PROBLEM DESCRIPTION =>
Lines from the listing below that contain the string "these" are to be reported.

Segment Open

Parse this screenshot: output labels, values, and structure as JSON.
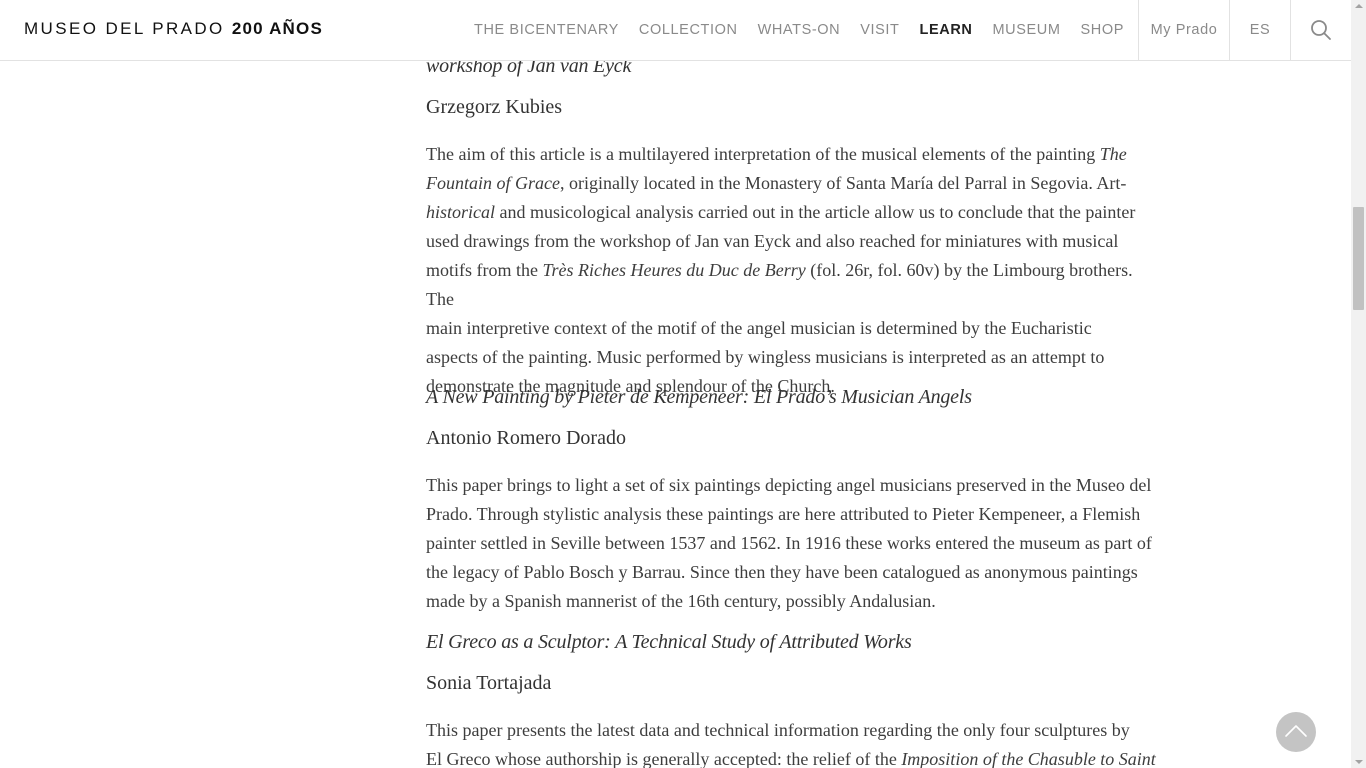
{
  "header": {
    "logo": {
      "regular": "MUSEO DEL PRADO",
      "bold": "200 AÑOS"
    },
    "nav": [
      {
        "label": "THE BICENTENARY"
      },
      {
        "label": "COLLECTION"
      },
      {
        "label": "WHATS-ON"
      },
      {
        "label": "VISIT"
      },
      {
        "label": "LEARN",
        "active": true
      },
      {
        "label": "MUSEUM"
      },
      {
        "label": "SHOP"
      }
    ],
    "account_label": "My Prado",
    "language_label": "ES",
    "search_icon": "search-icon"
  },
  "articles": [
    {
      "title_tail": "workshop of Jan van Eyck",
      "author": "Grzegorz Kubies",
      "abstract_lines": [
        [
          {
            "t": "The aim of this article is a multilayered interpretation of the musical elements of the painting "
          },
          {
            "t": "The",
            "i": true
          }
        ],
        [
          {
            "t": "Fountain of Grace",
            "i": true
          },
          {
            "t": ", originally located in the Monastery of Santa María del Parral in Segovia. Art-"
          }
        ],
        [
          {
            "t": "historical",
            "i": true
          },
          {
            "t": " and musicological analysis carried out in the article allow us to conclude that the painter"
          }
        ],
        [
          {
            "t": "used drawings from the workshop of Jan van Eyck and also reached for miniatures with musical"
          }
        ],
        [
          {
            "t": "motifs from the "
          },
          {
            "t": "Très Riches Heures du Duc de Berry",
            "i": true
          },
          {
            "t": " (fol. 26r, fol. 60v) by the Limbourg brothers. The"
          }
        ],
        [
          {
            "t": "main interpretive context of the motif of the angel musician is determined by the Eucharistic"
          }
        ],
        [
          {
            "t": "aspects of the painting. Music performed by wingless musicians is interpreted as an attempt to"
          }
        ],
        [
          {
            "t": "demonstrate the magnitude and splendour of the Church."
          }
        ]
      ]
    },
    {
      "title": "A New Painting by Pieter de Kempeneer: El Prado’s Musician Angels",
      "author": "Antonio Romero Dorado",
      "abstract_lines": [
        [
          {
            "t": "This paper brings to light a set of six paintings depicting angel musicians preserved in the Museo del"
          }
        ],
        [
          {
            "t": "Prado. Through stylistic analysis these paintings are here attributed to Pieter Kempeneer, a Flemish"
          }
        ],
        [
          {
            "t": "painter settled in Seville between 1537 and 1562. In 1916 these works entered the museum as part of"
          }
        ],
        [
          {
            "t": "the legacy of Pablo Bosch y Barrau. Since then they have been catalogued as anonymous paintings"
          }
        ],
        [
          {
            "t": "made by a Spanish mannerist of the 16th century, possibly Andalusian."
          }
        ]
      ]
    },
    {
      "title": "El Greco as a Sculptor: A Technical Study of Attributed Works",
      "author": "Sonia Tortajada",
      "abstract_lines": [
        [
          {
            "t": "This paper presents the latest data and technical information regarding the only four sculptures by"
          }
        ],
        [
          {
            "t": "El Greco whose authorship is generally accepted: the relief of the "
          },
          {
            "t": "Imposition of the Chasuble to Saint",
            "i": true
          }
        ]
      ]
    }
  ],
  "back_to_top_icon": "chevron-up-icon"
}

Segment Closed

REPLY TO THE EXERCISE =>
            "t": "Prado. Through stylistic analysis these paintings are here attributed to Pieter Kempeneer, a Flemish"
            "t": "painter settled in Seville between 1537 and 1562. In 1916 these works entered the museum as part of"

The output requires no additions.